*Provided material*:
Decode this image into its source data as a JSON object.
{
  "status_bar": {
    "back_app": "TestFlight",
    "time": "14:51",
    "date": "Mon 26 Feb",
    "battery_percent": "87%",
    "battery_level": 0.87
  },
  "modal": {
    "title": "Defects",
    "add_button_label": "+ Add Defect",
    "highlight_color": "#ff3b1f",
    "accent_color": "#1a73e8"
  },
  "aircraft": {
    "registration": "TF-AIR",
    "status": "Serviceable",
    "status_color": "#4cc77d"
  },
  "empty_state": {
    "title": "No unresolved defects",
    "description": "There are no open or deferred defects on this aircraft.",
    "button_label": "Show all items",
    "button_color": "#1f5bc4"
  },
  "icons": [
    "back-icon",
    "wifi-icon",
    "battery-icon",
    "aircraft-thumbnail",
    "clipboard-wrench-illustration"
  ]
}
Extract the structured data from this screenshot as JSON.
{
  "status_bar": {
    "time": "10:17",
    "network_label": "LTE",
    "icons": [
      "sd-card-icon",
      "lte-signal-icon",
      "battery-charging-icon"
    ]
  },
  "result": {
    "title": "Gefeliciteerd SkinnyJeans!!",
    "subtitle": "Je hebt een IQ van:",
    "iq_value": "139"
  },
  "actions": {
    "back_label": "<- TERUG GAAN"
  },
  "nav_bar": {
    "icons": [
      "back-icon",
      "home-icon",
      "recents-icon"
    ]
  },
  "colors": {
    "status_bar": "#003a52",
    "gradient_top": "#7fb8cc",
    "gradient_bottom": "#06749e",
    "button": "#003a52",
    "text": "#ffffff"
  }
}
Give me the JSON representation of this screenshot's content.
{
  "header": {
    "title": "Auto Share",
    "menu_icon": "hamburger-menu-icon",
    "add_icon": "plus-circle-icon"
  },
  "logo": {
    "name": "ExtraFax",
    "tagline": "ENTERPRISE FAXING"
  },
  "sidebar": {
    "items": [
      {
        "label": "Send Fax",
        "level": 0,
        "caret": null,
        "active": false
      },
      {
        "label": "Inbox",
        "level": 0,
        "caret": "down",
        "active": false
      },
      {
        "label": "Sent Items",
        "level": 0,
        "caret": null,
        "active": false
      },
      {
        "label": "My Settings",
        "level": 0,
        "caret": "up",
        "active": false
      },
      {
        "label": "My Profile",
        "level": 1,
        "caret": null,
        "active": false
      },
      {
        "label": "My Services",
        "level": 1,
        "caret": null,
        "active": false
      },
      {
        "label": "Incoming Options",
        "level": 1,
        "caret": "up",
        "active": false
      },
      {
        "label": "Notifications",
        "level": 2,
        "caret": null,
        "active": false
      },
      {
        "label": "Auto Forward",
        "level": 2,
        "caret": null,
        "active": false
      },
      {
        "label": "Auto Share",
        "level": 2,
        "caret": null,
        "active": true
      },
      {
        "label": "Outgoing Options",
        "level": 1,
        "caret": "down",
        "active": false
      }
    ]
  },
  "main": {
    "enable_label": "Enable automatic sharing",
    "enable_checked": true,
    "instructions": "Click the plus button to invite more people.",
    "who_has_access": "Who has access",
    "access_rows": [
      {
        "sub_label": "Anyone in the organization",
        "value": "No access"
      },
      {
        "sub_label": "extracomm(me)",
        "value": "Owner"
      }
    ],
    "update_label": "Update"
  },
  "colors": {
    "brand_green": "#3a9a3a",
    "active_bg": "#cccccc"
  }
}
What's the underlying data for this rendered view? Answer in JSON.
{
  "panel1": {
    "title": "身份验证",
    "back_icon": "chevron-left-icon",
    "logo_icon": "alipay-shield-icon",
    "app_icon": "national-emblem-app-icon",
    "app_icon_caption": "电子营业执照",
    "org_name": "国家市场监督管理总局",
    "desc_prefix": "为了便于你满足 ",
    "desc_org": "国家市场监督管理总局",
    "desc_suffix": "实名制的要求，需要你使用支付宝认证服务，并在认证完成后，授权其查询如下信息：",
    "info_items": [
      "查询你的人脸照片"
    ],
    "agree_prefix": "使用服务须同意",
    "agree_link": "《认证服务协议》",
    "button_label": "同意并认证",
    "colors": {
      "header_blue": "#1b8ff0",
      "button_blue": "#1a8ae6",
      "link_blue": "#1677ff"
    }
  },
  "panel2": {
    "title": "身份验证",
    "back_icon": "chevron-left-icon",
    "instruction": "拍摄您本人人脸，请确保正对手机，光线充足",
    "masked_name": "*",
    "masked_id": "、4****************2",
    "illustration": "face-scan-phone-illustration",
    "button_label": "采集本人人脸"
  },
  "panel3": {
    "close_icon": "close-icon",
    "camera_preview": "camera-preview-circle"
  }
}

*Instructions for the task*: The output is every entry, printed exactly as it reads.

*Solution to this exercise*:
Decode this image into its source data as a JSON object.
{
  "status_bar": {
    "back_app": "TestFlight",
    "time": "14:51",
    "date": "Mon 26 Feb",
    "battery_percent": "87%",
    "battery_level": 0.87
  },
  "modal": {
    "title": "Defects",
    "add_button_label": "+ Add Defect",
    "highlight_color": "#ff3b1f",
    "accent_color": "#1a73e8"
  },
  "aircraft": {
    "registration": "TF-AIR",
    "status": "Serviceable",
    "status_color": "#4cc77d"
  },
  "empty_state": {
    "title": "No unresolved defects",
    "description": "There are no open or deferred defects on this aircraft.",
    "button_label": "Show all items",
    "button_color": "#1f5bc4"
  },
  "icons": [
    "back-icon",
    "wifi-icon",
    "battery-icon",
    "aircraft-thumbnail",
    "clipboard-wrench-illustration"
  ]
}
Extract the structured data from this screenshot as JSON.
{
  "status_bar": {
    "time": "10:17",
    "network_label": "LTE",
    "icons": [
      "sd-card-icon",
      "lte-signal-icon",
      "battery-charging-icon"
    ]
  },
  "result": {
    "title": "Gefeliciteerd SkinnyJeans!!",
    "subtitle": "Je hebt een IQ van:",
    "iq_value": "139"
  },
  "actions": {
    "back_label": "<- TERUG GAAN"
  },
  "nav_bar": {
    "icons": [
      "back-icon",
      "home-icon",
      "recents-icon"
    ]
  },
  "colors": {
    "status_bar": "#003a52",
    "gradient_top": "#7fb8cc",
    "gradient_bottom": "#06749e",
    "button": "#003a52",
    "text": "#ffffff"
  }
}
Give me the JSON representation of this screenshot's content.
{
  "header": {
    "title": "Auto Share",
    "menu_icon": "hamburger-menu-icon",
    "add_icon": "plus-circle-icon"
  },
  "logo": {
    "name": "ExtraFax",
    "tagline": "ENTERPRISE FAXING"
  },
  "sidebar": {
    "items": [
      {
        "label": "Send Fax",
        "level": 0,
        "caret": null,
        "active": false
      },
      {
        "label": "Inbox",
        "level": 0,
        "caret": "down",
        "active": false
      },
      {
        "label": "Sent Items",
        "level": 0,
        "caret": null,
        "active": false
      },
      {
        "label": "My Settings",
        "level": 0,
        "caret": "up",
        "active": false
      },
      {
        "label": "My Profile",
        "level": 1,
        "caret": null,
        "active": false
      },
      {
        "label": "My Services",
        "level": 1,
        "caret": null,
        "active": false
      },
      {
        "label": "Incoming Options",
        "level": 1,
        "caret": "up",
        "active": false
      },
      {
        "label": "Notifications",
        "level": 2,
        "caret": null,
        "active": false
      },
      {
        "label": "Auto Forward",
        "level": 2,
        "caret": null,
        "active": false
      },
      {
        "label": "Auto Share",
        "level": 2,
        "caret": null,
        "active": true
      },
      {
        "label": "Outgoing Options",
        "level": 1,
        "caret": "down",
        "active": false
      }
    ]
  },
  "main": {
    "enable_label": "Enable automatic sharing",
    "enable_checked": true,
    "instructions": "Click the plus button to invite more people.",
    "who_has_access": "Who has access",
    "access_rows": [
      {
        "sub_label": "Anyone in the organization",
        "value": "No access"
      },
      {
        "sub_label": "extracomm(me)",
        "value": "Owner"
      }
    ],
    "update_label": "Update"
  },
  "colors": {
    "brand_green": "#3a9a3a",
    "active_bg": "#cccccc"
  }
}
What's the underlying data for this rendered view? Answer in JSON.
{
  "panel1": {
    "title": "身份验证",
    "back_icon": "chevron-left-icon",
    "logo_icon": "alipay-shield-icon",
    "app_icon": "national-emblem-app-icon",
    "app_icon_caption": "电子营业执照",
    "org_name": "国家市场监督管理总局",
    "desc_prefix": "为了便于你满足 ",
    "desc_org": "国家市场监督管理总局",
    "desc_suffix": "实名制的要求，需要你使用支付宝认证服务，并在认证完成后，授权其查询如下信息：",
    "info_items": [
      "查询你的人脸照片"
    ],
    "agree_prefix": "使用服务须同意",
    "agree_link": "《认证服务协议》",
    "button_label": "同意并认证",
    "colors": {
      "header_blue": "#1b8ff0",
      "button_blue": "#1a8ae6",
      "link_blue": "#1677ff"
    }
  },
  "panel2": {
    "title": "身份验证",
    "back_icon": "chevron-left-icon",
    "instruction": "拍摄您本人人脸，请确保正对手机，光线充足",
    "masked_name": "*",
    "masked_id": "、4****************2",
    "illustration": "face-scan-phone-illustration",
    "button_label": "采集本人人脸"
  },
  "panel3": {
    "close_icon": "close-icon",
    "camera_preview": "camera-preview-circle"
  }
}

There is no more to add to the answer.